Cold Specks’ triumphant Neuroplasticity, released in 2014, featured big drums, electric guitar riffs and varying instrumentation all unifying to enhance Hussein’s powerful presence. One would think that deconstructing the sound towards a more intimate experience would allow her voice to shine through with even greater affect, yet alas this is simply not the case - Fool’s Paradise is proof that sometimes the whole is truly greater than the sum of its parts.

Hussein’s vocal range seems content to stay at ease, as is evident among the opening tracks which roll into each other with the same ebb and flow. On their own, songs like “Wild Card” and the title track offer a mesmerizing experience, but there exists a lack of variation throughout the record. The album is completely void of songs like “Absisto”, “Bodies at Bay” or “Formal Invitation” from Neuroplasticity, where the build up of sound and tension forced Hussein to push over top of everything, really drawing the soul out of her being.

Conversely, Fool’s Paradise is dominated by sublte synth parts and electronic drums, neither of which offer any real push or pull. Having said that, Hussein still has the knack of telling a great story, singing at times in her native Somali language as she searches for identity and love.
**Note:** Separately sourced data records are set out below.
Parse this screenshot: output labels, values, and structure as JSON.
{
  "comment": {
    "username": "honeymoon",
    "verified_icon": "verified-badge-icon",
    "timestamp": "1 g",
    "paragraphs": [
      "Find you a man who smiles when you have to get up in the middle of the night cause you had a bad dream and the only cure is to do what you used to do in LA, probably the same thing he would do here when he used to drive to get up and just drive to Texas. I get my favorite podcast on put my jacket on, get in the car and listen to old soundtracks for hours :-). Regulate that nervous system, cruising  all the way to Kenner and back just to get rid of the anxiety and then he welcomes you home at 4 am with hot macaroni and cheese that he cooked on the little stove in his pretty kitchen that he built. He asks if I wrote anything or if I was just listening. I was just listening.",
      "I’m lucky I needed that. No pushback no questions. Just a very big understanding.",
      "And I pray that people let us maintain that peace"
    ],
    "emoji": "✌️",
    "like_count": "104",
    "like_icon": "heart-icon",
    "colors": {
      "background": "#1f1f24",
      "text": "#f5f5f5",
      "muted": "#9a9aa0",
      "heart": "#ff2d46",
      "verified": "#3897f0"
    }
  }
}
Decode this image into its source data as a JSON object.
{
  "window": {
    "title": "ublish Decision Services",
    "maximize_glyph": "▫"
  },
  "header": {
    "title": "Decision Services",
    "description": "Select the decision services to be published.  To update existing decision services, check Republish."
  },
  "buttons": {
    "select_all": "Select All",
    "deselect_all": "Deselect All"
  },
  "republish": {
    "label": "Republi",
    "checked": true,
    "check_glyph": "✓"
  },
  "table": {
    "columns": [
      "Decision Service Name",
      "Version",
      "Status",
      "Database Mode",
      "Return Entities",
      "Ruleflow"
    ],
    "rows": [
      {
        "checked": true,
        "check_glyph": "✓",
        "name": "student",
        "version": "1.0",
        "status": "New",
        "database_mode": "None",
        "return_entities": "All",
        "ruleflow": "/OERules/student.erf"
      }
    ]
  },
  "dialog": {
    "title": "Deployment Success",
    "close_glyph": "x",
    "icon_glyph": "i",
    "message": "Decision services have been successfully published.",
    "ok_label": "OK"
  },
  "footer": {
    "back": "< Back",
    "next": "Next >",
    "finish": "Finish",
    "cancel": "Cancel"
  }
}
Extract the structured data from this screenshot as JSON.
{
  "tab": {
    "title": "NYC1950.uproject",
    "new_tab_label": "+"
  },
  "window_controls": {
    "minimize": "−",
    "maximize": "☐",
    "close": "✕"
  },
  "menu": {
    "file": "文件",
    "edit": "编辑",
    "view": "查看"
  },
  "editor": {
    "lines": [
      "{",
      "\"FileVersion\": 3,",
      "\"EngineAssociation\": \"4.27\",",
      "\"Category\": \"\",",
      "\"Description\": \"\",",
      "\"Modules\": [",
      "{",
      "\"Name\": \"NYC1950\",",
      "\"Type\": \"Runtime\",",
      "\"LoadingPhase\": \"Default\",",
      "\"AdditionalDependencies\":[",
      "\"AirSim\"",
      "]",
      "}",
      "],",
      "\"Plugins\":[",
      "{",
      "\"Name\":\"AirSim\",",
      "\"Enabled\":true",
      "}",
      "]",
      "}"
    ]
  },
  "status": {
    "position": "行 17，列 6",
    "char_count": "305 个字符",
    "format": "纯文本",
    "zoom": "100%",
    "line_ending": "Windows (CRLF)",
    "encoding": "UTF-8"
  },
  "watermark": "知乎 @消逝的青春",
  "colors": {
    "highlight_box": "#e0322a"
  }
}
But where Neuroplasiticy brilliantly built on Cold Specks' debut and breathed life into every track, Fool’s Paradise excels at singular moments and seems to struggle for air and space overall.